Action item —
Each record must appear in your answer exactly as it does below.

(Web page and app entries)
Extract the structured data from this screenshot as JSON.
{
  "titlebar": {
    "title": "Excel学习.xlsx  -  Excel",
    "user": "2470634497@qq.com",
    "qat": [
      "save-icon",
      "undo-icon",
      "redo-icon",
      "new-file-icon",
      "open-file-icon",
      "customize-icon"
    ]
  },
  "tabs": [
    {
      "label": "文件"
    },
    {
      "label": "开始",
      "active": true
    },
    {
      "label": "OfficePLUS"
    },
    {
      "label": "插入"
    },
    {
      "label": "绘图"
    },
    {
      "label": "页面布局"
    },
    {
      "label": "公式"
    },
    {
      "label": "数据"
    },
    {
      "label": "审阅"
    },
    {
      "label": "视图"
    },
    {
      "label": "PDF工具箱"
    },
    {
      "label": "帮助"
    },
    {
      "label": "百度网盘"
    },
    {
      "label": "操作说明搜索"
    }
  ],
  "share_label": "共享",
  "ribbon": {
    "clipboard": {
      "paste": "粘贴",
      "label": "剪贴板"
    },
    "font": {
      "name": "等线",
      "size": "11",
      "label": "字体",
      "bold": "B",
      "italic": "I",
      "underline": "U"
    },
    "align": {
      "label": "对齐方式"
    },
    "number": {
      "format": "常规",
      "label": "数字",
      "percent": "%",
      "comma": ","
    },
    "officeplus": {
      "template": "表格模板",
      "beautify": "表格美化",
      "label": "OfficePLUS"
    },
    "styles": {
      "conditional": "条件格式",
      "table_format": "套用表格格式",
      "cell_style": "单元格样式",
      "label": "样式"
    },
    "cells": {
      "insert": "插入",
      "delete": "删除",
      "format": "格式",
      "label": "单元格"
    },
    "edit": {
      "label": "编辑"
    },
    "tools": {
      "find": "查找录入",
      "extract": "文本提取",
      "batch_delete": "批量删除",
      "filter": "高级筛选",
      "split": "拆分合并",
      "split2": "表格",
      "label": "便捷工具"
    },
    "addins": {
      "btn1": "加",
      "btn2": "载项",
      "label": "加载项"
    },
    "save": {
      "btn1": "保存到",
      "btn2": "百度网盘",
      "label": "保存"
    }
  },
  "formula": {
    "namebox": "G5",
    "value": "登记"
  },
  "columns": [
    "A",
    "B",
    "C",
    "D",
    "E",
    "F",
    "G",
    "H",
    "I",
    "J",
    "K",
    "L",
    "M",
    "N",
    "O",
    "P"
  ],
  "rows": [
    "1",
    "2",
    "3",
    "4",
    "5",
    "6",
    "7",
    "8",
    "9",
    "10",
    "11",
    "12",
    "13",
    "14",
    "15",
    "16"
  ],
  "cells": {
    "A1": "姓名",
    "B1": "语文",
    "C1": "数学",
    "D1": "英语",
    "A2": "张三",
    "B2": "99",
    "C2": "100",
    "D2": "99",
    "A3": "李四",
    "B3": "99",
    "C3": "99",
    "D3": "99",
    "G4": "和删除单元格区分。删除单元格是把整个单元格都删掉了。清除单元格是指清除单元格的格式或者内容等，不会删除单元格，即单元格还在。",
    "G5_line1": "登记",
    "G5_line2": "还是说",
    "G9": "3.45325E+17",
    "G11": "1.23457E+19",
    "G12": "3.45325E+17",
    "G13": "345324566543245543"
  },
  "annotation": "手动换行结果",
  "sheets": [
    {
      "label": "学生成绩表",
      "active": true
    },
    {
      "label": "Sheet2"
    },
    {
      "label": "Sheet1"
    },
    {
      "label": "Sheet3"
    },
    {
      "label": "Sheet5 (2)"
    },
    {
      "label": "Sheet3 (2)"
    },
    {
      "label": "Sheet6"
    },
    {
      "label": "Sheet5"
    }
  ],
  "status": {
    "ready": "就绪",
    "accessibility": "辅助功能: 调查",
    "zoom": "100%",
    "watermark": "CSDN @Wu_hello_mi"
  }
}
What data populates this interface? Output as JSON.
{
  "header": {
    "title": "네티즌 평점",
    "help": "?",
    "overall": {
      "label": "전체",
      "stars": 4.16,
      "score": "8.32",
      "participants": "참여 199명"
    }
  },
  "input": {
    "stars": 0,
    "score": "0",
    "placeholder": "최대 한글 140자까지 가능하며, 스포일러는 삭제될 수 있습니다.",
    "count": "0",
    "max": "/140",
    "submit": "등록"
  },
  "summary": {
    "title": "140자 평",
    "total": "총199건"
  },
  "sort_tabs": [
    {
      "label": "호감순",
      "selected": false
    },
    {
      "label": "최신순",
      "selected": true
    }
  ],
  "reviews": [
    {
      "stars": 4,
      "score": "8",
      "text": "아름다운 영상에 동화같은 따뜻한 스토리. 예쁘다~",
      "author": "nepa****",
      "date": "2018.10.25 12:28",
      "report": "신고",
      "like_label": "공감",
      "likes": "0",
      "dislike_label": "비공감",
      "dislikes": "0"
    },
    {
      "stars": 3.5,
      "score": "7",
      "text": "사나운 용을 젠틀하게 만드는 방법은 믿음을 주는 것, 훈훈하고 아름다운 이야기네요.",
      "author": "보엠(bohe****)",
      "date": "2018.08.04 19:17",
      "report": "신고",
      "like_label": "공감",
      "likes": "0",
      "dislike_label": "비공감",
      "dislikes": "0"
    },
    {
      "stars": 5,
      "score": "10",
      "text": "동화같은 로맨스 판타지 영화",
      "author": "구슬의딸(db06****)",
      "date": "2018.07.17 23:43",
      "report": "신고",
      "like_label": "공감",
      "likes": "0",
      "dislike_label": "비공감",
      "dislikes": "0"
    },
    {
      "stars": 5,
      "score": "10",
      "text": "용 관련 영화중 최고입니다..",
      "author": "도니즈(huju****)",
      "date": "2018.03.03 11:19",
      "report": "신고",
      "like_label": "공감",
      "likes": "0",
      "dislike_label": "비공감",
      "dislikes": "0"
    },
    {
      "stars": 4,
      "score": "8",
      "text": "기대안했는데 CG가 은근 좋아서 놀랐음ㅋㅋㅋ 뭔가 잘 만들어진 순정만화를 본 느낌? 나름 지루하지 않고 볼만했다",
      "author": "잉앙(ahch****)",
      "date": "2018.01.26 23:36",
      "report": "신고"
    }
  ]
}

Result of this task —
Extract the structured data from this screenshot as JSON.
{
  "titlebar": {
    "title": "Excel学习.xlsx  -  Excel",
    "user": "2470634497@qq.com",
    "qat": [
      "save-icon",
      "undo-icon",
      "redo-icon",
      "new-file-icon",
      "open-file-icon",
      "customize-icon"
    ]
  },
  "tabs": [
    {
      "label": "文件"
    },
    {
      "label": "开始",
      "active": true
    },
    {
      "label": "OfficePLUS"
    },
    {
      "label": "插入"
    },
    {
      "label": "绘图"
    },
    {
      "label": "页面布局"
    },
    {
      "label": "公式"
    },
    {
      "label": "数据"
    },
    {
      "label": "审阅"
    },
    {
      "label": "视图"
    },
    {
      "label": "PDF工具箱"
    },
    {
      "label": "帮助"
    },
    {
      "label": "百度网盘"
    },
    {
      "label": "操作说明搜索"
    }
  ],
  "share_label": "共享",
  "ribbon": {
    "clipboard": {
      "paste": "粘贴",
      "label": "剪贴板"
    },
    "font": {
      "name": "等线",
      "size": "11",
      "label": "字体",
      "bold": "B",
      "italic": "I",
      "underline": "U"
    },
    "align": {
      "label": "对齐方式"
    },
    "number": {
      "format": "常规",
      "label": "数字",
      "percent": "%",
      "comma": ","
    },
    "officeplus": {
      "template": "表格模板",
      "beautify": "表格美化",
      "label": "OfficePLUS"
    },
    "styles": {
      "conditional": "条件格式",
      "table_format": "套用表格格式",
      "cell_style": "单元格样式",
      "label": "样式"
    },
    "cells": {
      "insert": "插入",
      "delete": "删除",
      "format": "格式",
      "label": "单元格"
    },
    "edit": {
      "label": "编辑"
    },
    "tools": {
      "find": "查找录入",
      "extract": "文本提取",
      "batch_delete": "批量删除",
      "filter": "高级筛选",
      "split": "拆分合并",
      "split2": "表格",
      "label": "便捷工具"
    },
    "addins": {
      "btn1": "加",
      "btn2": "载项",
      "label": "加载项"
    },
    "save": {
      "btn1": "保存到",
      "btn2": "百度网盘",
      "label": "保存"
    }
  },
  "formula": {
    "namebox": "G5",
    "value": "登记"
  },
  "columns": [
    "A",
    "B",
    "C",
    "D",
    "E",
    "F",
    "G",
    "H",
    "I",
    "J",
    "K",
    "L",
    "M",
    "N",
    "O",
    "P"
  ],
  "rows": [
    "1",
    "2",
    "3",
    "4",
    "5",
    "6",
    "7",
    "8",
    "9",
    "10",
    "11",
    "12",
    "13",
    "14",
    "15",
    "16"
  ],
  "cells": {
    "A1": "姓名",
    "B1": "语文",
    "C1": "数学",
    "D1": "英语",
    "A2": "张三",
    "B2": "99",
    "C2": "100",
    "D2": "99",
    "A3": "李四",
    "B3": "99",
    "C3": "99",
    "D3": "99",
    "G4": "和删除单元格区分。删除单元格是把整个单元格都删掉了。清除单元格是指清除单元格的格式或者内容等，不会删除单元格，即单元格还在。",
    "G5_line1": "登记",
    "G5_line2": "还是说",
    "G9": "3.45325E+17",
    "G11": "1.23457E+19",
    "G12": "3.45325E+17",
    "G13": "345324566543245543"
  },
  "annotation": "手动换行结果",
  "sheets": [
    {
      "label": "学生成绩表",
      "active": true
    },
    {
      "label": "Sheet2"
    },
    {
      "label": "Sheet1"
    },
    {
      "label": "Sheet3"
    },
    {
      "label": "Sheet5 (2)"
    },
    {
      "label": "Sheet3 (2)"
    },
    {
      "label": "Sheet6"
    },
    {
      "label": "Sheet5"
    }
  ],
  "status": {
    "ready": "就绪",
    "accessibility": "辅助功能: 调查",
    "zoom": "100%",
    "watermark": "CSDN @Wu_hello_mi"
  }
}
What data populates this interface? Output as JSON.
{
  "header": {
    "title": "네티즌 평점",
    "help": "?",
    "overall": {
      "label": "전체",
      "stars": 4.16,
      "score": "8.32",
      "participants": "참여 199명"
    }
  },
  "input": {
    "stars": 0,
    "score": "0",
    "placeholder": "최대 한글 140자까지 가능하며, 스포일러는 삭제될 수 있습니다.",
    "count": "0",
    "max": "/140",
    "submit": "등록"
  },
  "summary": {
    "title": "140자 평",
    "total": "총199건"
  },
  "sort_tabs": [
    {
      "label": "호감순",
      "selected": false
    },
    {
      "label": "최신순",
      "selected": true
    }
  ],
  "reviews": [
    {
      "stars": 4,
      "score": "8",
      "text": "아름다운 영상에 동화같은 따뜻한 스토리. 예쁘다~",
      "author": "nepa****",
      "date": "2018.10.25 12:28",
      "report": "신고",
      "like_label": "공감",
      "likes": "0",
      "dislike_label": "비공감",
      "dislikes": "0"
    },
    {
      "stars": 3.5,
      "score": "7",
      "text": "사나운 용을 젠틀하게 만드는 방법은 믿음을 주는 것, 훈훈하고 아름다운 이야기네요.",
      "author": "보엠(bohe****)",
      "date": "2018.08.04 19:17",
      "report": "신고",
      "like_label": "공감",
      "likes": "0",
      "dislike_label": "비공감",
      "dislikes": "0"
    },
    {
      "stars": 5,
      "score": "10",
      "text": "동화같은 로맨스 판타지 영화",
      "author": "구슬의딸(db06****)",
      "date": "2018.07.17 23:43",
      "report": "신고",
      "like_label": "공감",
      "likes": "0",
      "dislike_label": "비공감",
      "dislikes": "0"
    },
    {
      "stars": 5,
      "score": "10",
      "text": "용 관련 영화중 최고입니다..",
      "author": "도니즈(huju****)",
      "date": "2018.03.03 11:19",
      "report": "신고",
      "like_label": "공감",
      "likes": "0",
      "dislike_label": "비공감",
      "dislikes": "0"
    },
    {
      "stars": 4,
      "score": "8",
      "text": "기대안했는데 CG가 은근 좋아서 놀랐음ㅋㅋㅋ 뭔가 잘 만들어진 순정만화를 본 느낌? 나름 지루하지 않고 볼만했다",
      "author": "잉앙(ahch****)",
      "date": "2018.01.26 23:36",
      "report": "신고"
    }
  ]
}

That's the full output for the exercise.